## ASSIGNMENT
Omit the images. Copy each entry word for word.

## PROVIDED RECORDS
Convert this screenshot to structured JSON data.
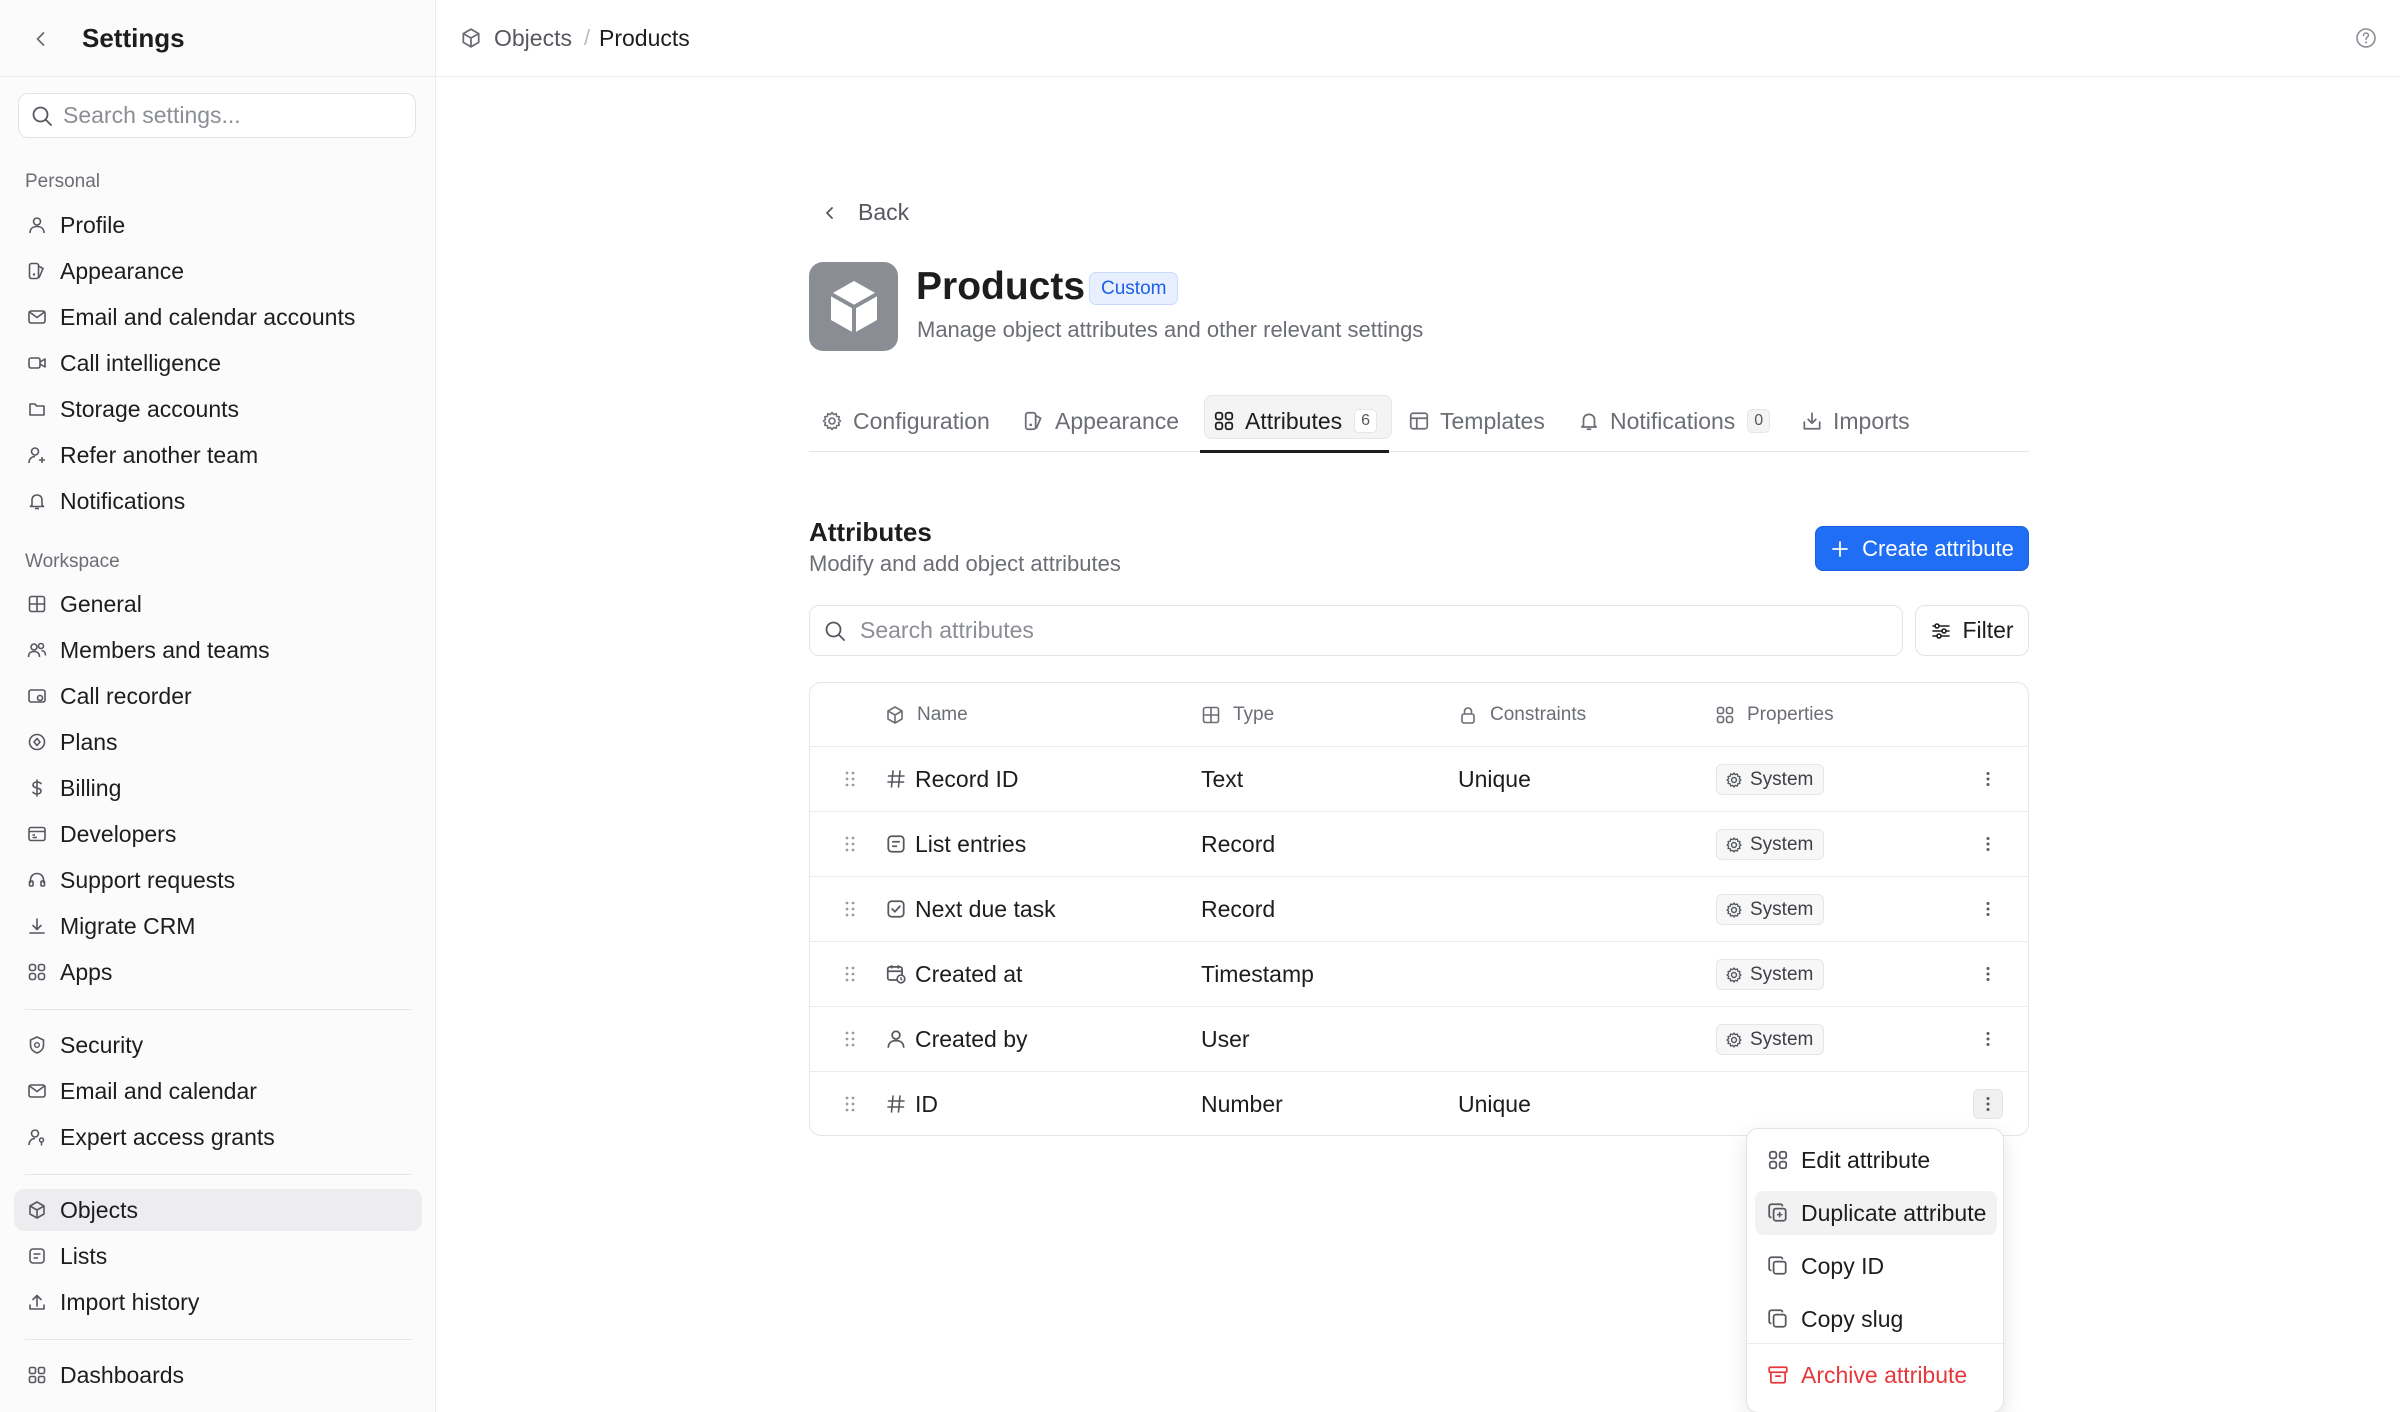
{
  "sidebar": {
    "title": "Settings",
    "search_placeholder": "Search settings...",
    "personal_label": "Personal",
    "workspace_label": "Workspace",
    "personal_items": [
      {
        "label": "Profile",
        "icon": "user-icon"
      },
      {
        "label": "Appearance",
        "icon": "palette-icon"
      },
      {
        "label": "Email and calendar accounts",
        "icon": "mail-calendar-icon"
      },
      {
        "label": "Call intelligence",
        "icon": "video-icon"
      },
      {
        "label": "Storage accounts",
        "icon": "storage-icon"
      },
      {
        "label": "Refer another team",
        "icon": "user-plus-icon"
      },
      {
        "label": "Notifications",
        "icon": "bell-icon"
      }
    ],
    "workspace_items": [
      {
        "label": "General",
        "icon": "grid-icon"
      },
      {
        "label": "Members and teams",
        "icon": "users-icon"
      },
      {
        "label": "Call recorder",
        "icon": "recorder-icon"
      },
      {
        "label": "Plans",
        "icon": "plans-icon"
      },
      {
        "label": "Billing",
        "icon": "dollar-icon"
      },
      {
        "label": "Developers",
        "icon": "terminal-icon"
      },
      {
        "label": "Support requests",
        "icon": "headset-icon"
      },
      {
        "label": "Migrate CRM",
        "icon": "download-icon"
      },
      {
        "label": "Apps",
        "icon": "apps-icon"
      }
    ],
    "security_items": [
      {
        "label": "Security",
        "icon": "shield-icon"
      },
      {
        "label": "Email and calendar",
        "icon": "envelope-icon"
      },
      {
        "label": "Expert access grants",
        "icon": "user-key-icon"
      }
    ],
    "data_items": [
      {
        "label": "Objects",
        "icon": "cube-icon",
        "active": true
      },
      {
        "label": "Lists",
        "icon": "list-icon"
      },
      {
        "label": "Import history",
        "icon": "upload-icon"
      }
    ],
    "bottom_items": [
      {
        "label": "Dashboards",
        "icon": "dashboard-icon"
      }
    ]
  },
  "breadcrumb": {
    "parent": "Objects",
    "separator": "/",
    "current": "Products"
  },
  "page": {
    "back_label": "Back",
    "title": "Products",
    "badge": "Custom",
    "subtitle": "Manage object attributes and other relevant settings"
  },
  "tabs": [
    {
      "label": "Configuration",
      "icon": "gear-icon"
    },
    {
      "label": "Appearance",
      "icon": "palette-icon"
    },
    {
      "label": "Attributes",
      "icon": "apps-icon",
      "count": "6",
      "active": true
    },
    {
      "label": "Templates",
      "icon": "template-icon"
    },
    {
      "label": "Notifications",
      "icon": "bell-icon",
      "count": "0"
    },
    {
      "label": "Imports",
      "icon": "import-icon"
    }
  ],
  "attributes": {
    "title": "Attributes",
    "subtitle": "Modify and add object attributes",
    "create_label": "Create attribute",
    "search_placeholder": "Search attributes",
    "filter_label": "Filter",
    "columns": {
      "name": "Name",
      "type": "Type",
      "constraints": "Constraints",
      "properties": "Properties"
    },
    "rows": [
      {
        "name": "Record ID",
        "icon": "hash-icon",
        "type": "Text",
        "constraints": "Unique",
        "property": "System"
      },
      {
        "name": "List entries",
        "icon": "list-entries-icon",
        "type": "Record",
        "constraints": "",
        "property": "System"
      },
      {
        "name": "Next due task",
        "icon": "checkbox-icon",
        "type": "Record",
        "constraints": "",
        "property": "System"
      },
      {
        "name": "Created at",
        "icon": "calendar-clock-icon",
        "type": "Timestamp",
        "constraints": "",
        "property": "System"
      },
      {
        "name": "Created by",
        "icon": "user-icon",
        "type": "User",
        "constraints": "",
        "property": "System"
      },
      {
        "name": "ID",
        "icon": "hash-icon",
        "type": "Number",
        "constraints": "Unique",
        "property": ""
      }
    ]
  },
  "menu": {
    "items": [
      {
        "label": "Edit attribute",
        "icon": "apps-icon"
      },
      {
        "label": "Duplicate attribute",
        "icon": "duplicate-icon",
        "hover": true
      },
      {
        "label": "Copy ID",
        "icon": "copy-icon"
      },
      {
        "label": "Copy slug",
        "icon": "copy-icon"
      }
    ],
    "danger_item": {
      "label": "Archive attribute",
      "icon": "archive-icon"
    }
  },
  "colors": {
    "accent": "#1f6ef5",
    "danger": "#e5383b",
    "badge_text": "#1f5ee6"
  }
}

## RESULT BELOW
Convert this screenshot to structured JSON data.
{
  "sidebar": {
    "title": "Settings",
    "search_placeholder": "Search settings...",
    "personal_label": "Personal",
    "workspace_label": "Workspace",
    "personal_items": [
      {
        "label": "Profile",
        "icon": "user-icon"
      },
      {
        "label": "Appearance",
        "icon": "palette-icon"
      },
      {
        "label": "Email and calendar accounts",
        "icon": "mail-calendar-icon"
      },
      {
        "label": "Call intelligence",
        "icon": "video-icon"
      },
      {
        "label": "Storage accounts",
        "icon": "storage-icon"
      },
      {
        "label": "Refer another team",
        "icon": "user-plus-icon"
      },
      {
        "label": "Notifications",
        "icon": "bell-icon"
      }
    ],
    "workspace_items": [
      {
        "label": "General",
        "icon": "grid-icon"
      },
      {
        "label": "Members and teams",
        "icon": "users-icon"
      },
      {
        "label": "Call recorder",
        "icon": "recorder-icon"
      },
      {
        "label": "Plans",
        "icon": "plans-icon"
      },
      {
        "label": "Billing",
        "icon": "dollar-icon"
      },
      {
        "label": "Developers",
        "icon": "terminal-icon"
      },
      {
        "label": "Support requests",
        "icon": "headset-icon"
      },
      {
        "label": "Migrate CRM",
        "icon": "download-icon"
      },
      {
        "label": "Apps",
        "icon": "apps-icon"
      }
    ],
    "security_items": [
      {
        "label": "Security",
        "icon": "shield-icon"
      },
      {
        "label": "Email and calendar",
        "icon": "envelope-icon"
      },
      {
        "label": "Expert access grants",
        "icon": "user-key-icon"
      }
    ],
    "data_items": [
      {
        "label": "Objects",
        "icon": "cube-icon",
        "active": true
      },
      {
        "label": "Lists",
        "icon": "list-icon"
      },
      {
        "label": "Import history",
        "icon": "upload-icon"
      }
    ],
    "bottom_items": [
      {
        "label": "Dashboards",
        "icon": "dashboard-icon"
      }
    ]
  },
  "breadcrumb": {
    "parent": "Objects",
    "separator": "/",
    "current": "Products"
  },
  "page": {
    "back_label": "Back",
    "title": "Products",
    "badge": "Custom",
    "subtitle": "Manage object attributes and other relevant settings"
  },
  "tabs": [
    {
      "label": "Configuration",
      "icon": "gear-icon"
    },
    {
      "label": "Appearance",
      "icon": "palette-icon"
    },
    {
      "label": "Attributes",
      "icon": "apps-icon",
      "count": "6",
      "active": true
    },
    {
      "label": "Templates",
      "icon": "template-icon"
    },
    {
      "label": "Notifications",
      "icon": "bell-icon",
      "count": "0"
    },
    {
      "label": "Imports",
      "icon": "import-icon"
    }
  ],
  "attributes": {
    "title": "Attributes",
    "subtitle": "Modify and add object attributes",
    "create_label": "Create attribute",
    "search_placeholder": "Search attributes",
    "filter_label": "Filter",
    "columns": {
      "name": "Name",
      "type": "Type",
      "constraints": "Constraints",
      "properties": "Properties"
    },
    "rows": [
      {
        "name": "Record ID",
        "icon": "hash-icon",
        "type": "Text",
        "constraints": "Unique",
        "property": "System"
      },
      {
        "name": "List entries",
        "icon": "list-entries-icon",
        "type": "Record",
        "constraints": "",
        "property": "System"
      },
      {
        "name": "Next due task",
        "icon": "checkbox-icon",
        "type": "Record",
        "constraints": "",
        "property": "System"
      },
      {
        "name": "Created at",
        "icon": "calendar-clock-icon",
        "type": "Timestamp",
        "constraints": "",
        "property": "System"
      },
      {
        "name": "Created by",
        "icon": "user-icon",
        "type": "User",
        "constraints": "",
        "property": "System"
      },
      {
        "name": "ID",
        "icon": "hash-icon",
        "type": "Number",
        "constraints": "Unique",
        "property": ""
      }
    ]
  },
  "menu": {
    "items": [
      {
        "label": "Edit attribute",
        "icon": "apps-icon"
      },
      {
        "label": "Duplicate attribute",
        "icon": "duplicate-icon",
        "hover": true
      },
      {
        "label": "Copy ID",
        "icon": "copy-icon"
      },
      {
        "label": "Copy slug",
        "icon": "copy-icon"
      }
    ],
    "danger_item": {
      "label": "Archive attribute",
      "icon": "archive-icon"
    }
  },
  "colors": {
    "accent": "#1f6ef5",
    "danger": "#e5383b",
    "badge_text": "#1f5ee6"
  }
}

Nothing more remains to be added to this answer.